may be displayed in the construction the rats and the other vermin from enter of chimneys, and he has added a sketch ing them. In the morning we departed of different chimneys in various parts for Martigny, crossing various mountains, of Italy and Greece. Considering the which, though sublime, were not to be universal necessity of having these compared to those which we left the pre- structures in all the edifices in this ceding evening. The pine was exchanged country, it is a matter well worthy of for ancient larches of prodigious size. the attention of our architects, wheMost of them, near the path, were burnt ther something to embellish them half way up by the almost frozen shep may not be done ; and whether, in herds of these inclement regions. As we descended towards Martigny, the rich and place of being a deformity, they might fertile plain of the Valais appeared below

not be converted into a constituent of bounded by lofty mountains, -and never

beauty. In the different forms of did I behold a sight more beautiful. The chimneys which our author's valuaclouds were playing among the hills, and ble sketch has preserved, the variety the sun seemed to enjoy their sport; he as well as the richness of Italian ima.. gilded their fair sides with gold, and the gination is perceptible. mists threw their grey mantle over wood His account of Florence, with and vale, while the pinnacles and the as- its cathedral, galleries, palaces, and piring rocks alone caught the yellow ra- bridges, is equally faithful and codiance of heaven. The noble chesnut trees; pious.
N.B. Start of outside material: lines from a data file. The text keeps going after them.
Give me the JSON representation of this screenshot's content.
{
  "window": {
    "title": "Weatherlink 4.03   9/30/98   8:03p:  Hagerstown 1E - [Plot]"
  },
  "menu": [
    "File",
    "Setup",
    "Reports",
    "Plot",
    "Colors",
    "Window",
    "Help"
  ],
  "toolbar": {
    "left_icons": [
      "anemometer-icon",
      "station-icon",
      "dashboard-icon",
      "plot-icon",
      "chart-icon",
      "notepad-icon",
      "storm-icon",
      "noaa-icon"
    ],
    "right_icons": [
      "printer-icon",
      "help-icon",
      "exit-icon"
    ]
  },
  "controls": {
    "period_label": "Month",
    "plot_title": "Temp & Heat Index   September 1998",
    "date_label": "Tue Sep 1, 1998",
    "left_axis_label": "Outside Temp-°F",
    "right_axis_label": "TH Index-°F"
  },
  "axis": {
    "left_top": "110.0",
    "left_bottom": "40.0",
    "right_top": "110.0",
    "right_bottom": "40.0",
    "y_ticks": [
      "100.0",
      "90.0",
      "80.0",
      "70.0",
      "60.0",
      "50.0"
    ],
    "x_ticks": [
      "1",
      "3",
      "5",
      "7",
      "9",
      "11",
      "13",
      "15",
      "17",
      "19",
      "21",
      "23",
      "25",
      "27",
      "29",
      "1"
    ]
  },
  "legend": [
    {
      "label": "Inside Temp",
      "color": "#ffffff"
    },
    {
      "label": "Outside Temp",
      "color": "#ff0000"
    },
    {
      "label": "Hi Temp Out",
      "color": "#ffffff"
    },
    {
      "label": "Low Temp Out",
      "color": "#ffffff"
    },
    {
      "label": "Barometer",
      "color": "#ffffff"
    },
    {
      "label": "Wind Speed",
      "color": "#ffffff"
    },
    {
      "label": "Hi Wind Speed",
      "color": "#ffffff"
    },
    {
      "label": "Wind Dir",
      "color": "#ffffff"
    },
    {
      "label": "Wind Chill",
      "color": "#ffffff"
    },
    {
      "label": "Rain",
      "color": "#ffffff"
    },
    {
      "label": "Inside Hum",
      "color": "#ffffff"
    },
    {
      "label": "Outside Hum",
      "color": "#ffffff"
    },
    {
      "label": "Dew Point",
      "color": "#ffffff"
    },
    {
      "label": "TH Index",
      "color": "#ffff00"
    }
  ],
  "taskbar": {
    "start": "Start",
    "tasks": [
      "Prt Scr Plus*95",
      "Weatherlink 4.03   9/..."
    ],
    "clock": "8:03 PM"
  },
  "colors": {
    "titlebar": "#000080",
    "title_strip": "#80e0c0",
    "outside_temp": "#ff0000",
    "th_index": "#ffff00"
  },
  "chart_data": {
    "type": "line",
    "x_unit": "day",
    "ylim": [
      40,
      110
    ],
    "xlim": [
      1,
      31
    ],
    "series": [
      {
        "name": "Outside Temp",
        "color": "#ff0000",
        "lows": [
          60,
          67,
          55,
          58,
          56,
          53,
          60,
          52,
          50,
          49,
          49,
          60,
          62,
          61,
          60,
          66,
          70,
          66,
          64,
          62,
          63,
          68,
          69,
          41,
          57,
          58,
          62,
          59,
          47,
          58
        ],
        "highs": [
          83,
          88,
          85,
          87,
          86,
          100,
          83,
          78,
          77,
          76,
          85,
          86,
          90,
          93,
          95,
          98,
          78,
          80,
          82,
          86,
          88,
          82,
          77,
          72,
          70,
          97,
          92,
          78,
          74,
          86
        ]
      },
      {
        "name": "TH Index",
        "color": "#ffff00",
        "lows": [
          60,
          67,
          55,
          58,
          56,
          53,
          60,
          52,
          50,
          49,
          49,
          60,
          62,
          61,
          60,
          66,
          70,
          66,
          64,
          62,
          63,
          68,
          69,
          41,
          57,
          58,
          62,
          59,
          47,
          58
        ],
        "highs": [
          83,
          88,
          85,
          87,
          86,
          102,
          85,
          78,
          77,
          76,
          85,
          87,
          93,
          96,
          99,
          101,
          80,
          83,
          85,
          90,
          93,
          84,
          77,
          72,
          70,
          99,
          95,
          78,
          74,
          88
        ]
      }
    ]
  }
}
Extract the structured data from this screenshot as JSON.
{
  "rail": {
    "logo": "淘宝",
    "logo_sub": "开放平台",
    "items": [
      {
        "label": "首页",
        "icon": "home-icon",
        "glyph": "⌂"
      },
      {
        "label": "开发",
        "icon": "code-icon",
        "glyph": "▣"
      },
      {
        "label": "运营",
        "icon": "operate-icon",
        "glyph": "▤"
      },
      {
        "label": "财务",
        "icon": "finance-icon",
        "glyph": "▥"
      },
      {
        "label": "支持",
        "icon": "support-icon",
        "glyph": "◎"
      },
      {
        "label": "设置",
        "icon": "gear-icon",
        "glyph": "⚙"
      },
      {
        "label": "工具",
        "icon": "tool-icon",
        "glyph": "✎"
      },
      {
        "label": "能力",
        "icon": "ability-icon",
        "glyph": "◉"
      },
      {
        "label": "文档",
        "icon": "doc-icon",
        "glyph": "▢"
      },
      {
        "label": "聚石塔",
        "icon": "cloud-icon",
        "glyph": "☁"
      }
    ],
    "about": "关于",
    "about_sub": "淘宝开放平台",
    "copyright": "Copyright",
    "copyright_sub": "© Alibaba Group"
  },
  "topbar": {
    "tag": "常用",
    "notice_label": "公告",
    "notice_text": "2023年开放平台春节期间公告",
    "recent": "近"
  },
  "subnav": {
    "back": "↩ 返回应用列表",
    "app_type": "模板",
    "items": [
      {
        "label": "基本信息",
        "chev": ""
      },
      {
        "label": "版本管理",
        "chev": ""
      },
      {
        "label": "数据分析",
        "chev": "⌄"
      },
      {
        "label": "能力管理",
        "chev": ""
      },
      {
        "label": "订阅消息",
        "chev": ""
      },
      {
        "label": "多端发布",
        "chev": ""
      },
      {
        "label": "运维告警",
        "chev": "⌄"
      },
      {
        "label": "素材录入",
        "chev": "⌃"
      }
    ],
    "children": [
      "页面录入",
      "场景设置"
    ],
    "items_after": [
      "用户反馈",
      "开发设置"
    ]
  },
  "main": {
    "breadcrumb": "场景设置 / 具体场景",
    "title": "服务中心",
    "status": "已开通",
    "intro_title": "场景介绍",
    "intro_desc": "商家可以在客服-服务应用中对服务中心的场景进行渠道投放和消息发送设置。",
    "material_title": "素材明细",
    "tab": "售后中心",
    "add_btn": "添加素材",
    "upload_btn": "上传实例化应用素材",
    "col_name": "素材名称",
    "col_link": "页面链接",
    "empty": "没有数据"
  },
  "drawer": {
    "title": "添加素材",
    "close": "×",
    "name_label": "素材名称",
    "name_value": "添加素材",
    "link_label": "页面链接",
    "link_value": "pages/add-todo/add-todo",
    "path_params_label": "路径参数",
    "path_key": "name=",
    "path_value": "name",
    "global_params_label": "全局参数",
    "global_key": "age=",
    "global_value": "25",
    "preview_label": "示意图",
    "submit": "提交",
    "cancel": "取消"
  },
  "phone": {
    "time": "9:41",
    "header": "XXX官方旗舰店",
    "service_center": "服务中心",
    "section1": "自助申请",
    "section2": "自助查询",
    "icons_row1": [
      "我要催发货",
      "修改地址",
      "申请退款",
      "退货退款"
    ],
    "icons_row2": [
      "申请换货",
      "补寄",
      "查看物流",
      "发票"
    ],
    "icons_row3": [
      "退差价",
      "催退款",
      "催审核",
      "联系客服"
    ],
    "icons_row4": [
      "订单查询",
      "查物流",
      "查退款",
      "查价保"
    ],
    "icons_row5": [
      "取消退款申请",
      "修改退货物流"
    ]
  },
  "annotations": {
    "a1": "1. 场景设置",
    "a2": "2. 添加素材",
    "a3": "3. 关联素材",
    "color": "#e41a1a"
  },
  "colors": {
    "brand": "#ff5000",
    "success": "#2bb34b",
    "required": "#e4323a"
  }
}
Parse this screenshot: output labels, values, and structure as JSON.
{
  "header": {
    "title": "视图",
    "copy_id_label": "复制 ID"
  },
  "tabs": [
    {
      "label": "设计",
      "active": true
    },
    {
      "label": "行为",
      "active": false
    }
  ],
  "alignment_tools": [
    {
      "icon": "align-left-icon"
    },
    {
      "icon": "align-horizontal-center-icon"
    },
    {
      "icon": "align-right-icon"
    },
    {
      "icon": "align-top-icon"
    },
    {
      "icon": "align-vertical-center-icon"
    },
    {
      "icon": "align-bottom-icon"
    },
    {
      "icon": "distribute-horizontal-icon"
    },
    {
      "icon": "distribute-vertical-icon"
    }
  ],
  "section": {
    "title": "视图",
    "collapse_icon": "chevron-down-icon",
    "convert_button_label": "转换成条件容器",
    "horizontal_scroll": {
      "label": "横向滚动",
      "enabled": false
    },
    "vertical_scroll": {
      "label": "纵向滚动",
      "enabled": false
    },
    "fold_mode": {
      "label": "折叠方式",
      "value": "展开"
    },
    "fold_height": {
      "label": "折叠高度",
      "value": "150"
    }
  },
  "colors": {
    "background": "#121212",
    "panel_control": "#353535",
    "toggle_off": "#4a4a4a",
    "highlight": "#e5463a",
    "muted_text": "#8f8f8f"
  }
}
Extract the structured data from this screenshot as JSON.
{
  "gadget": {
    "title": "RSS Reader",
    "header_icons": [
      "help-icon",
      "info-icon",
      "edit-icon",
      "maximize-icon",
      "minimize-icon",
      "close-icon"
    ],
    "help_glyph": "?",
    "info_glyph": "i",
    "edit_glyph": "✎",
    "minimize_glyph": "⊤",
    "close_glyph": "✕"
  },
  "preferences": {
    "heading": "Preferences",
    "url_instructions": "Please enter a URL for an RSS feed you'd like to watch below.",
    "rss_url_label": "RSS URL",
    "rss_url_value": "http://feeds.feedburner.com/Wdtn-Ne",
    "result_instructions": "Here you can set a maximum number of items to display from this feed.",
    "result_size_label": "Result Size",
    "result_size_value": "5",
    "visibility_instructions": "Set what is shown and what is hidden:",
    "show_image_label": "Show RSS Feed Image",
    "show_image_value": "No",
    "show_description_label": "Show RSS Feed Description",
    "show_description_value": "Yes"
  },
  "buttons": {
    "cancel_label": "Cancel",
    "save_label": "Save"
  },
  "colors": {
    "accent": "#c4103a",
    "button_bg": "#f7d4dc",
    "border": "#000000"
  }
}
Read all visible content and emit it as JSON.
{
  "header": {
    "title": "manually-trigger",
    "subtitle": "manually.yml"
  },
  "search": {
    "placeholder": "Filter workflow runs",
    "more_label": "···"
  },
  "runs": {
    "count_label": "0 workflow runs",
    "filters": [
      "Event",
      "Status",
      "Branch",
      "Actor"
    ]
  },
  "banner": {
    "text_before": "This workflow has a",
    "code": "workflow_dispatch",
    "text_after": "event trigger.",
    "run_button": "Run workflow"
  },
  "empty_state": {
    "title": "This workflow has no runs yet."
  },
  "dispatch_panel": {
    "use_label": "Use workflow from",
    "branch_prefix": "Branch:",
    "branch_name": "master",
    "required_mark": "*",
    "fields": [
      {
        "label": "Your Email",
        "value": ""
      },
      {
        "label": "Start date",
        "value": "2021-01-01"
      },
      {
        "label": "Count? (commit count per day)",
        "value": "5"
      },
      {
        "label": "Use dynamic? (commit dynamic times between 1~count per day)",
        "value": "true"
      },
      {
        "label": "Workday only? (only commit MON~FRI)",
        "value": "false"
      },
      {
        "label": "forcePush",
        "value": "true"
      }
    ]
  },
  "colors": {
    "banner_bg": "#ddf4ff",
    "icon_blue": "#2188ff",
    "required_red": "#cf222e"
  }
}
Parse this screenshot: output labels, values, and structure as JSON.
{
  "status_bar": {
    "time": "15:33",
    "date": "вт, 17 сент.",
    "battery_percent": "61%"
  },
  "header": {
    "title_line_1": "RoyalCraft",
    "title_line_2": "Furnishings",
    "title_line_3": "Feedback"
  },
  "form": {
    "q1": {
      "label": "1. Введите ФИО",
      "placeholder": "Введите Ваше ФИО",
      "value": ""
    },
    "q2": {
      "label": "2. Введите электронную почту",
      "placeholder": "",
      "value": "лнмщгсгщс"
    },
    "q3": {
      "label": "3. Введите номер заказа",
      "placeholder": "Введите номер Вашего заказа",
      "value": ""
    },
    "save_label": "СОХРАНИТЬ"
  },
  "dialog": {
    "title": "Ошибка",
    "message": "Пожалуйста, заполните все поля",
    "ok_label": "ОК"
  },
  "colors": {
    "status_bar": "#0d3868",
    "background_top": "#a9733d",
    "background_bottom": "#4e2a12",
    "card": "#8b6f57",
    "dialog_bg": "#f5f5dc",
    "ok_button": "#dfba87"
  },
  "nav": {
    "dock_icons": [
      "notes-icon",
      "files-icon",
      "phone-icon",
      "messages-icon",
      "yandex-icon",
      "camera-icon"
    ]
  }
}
To the traveller who visits just above Martigny, were such as would that interesting city, his observations have been admired and pourtrayed by SalFator Rosa, or Nicolas Poussip.

on the principal pictures in the galThe

lery and Palazzo Pitti are peculiarly scenery, as we approached Sion, and a. round Sion itself, surpasses all that paint valuable, as marking the great works er's fancy ever conceived. Nature, when of art on which the attention should she pleases, far surpasses art !”

be rivetted, in place of permitting itself Vol. I. pp. 44-46. to wander at large through the scattered From Sion Mr Williams travelled beauties of these magnificent collecby the Simplon to Milan, of which tions. In the justice of his observations be gives a very interesting account;

on these glorious remains we entirely and thence by Lodi, Placentia, and concur; and we cannot resist the Parma, to Bologna. The character satisfaction of owning, that the whole of the Bolognese school of painting, as pictures which he has noticed in the in general of the Italian, is well cha- Palazzo Pitti were precisely those racterized in the following observa- whose excellence had attracted our tions :

own observation,-a proof that works " The gallery of the academy contains a

of real merit are equally charmregular series of ancient pictures from ing in the eyes of the most skilful arts Giotto up to Domenichino; they are not

ist as of the most ordinary and suthe best specimens of the various masters,

periicial observer. yet the series is extremely curious, and dis

He speaks in high terms, but not tinctly shows the slow but regular progress higher than they deserve, of the chatowards perfection. From these pictures, ritable disposition of the people in it is very evident, that individual nature Florence, a virtue which is everyhad not been adopted for their study, as where warmly cherished by the Cain the Dutch and Flemish school. Even tholic religion, and has long and hofrom its commencement, and in their ear. nourably distinguished their characliest attempts, the Bolognese school, and, in

ter. It has been justly observed by deed, all the Italian painters, have had a Sismondi, that the benevolence and notion of general nature, and abstract ideas heroic patriotism with which the of dignity and beauty. The ray was feeble, but it has guided these celebrated masters

higher orders in Florence behaved toto all their greatness.,

Would it not be wards the poor in the dreadful plague instructing to trace the progress of that of 1352, have never since been exceerischool, which is founded on simple nature ed, and certainly then had never been only, and to contrast it with the higher equalled in the world; and on commade of study ? Such an investigation puring it with the conduct of the As

« 上一页继续 »